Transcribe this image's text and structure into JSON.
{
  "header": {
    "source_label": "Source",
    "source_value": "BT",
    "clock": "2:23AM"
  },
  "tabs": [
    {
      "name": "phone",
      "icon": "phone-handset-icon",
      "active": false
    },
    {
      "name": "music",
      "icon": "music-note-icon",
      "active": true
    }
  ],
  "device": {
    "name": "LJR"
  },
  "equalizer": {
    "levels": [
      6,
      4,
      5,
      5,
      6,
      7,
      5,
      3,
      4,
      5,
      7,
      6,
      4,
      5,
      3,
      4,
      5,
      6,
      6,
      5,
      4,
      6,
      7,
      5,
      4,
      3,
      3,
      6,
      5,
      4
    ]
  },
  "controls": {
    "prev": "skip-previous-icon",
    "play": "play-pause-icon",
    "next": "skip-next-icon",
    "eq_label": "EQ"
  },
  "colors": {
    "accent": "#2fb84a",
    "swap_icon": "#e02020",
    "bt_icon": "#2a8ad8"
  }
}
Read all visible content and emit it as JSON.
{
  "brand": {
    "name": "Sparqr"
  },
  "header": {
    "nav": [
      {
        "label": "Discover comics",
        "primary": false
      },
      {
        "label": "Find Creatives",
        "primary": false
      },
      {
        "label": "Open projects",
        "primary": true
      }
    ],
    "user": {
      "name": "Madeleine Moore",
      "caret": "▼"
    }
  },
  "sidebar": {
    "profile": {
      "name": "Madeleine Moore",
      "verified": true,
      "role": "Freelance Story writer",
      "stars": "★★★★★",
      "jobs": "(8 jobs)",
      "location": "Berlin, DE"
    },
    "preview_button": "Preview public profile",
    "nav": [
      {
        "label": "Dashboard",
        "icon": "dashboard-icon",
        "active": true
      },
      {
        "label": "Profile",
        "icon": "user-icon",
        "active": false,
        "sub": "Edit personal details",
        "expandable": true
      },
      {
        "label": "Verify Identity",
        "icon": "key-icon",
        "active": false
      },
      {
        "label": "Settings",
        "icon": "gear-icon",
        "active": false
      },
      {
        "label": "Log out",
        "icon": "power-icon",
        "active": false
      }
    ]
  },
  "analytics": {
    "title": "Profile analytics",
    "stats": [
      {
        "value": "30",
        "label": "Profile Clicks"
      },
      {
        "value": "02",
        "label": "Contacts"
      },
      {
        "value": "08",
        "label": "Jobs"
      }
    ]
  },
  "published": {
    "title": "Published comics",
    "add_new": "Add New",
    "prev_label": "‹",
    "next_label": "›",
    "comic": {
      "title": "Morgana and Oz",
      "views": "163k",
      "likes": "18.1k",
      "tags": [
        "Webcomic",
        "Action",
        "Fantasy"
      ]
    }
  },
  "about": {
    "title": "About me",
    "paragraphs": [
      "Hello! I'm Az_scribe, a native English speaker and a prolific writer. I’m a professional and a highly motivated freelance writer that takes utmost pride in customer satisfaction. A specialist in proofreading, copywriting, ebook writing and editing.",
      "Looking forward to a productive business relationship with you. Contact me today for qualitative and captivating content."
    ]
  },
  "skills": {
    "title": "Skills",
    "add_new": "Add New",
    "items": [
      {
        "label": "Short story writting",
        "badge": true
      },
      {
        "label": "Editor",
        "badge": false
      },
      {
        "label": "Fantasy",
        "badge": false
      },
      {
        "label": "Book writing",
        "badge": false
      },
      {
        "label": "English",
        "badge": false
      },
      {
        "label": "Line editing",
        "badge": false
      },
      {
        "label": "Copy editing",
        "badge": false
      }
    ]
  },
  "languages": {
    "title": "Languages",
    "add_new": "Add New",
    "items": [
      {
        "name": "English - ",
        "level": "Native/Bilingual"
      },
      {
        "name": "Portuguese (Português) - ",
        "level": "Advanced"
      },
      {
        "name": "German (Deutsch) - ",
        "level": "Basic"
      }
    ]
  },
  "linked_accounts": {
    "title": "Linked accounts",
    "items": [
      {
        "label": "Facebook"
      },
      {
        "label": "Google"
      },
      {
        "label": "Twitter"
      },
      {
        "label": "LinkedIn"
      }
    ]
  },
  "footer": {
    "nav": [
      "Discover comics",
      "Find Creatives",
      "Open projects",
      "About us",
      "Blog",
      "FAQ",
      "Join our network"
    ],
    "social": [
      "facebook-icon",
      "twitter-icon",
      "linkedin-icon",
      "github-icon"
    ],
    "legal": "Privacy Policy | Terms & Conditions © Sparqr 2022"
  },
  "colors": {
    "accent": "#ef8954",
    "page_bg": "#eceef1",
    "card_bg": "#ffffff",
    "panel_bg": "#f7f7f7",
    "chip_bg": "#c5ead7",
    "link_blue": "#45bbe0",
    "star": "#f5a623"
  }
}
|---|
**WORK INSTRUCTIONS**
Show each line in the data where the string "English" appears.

**RESULT**
      "Hello! I'm Az_scribe, a native English speaker and a prolific writer. I’m a professional and a highly motivated freelance writer that takes utmost pride in customer satisfaction. A specialist in proofreading, copywriting, ebook writing and editing.",
        "label": "English",
        "name": "English - ",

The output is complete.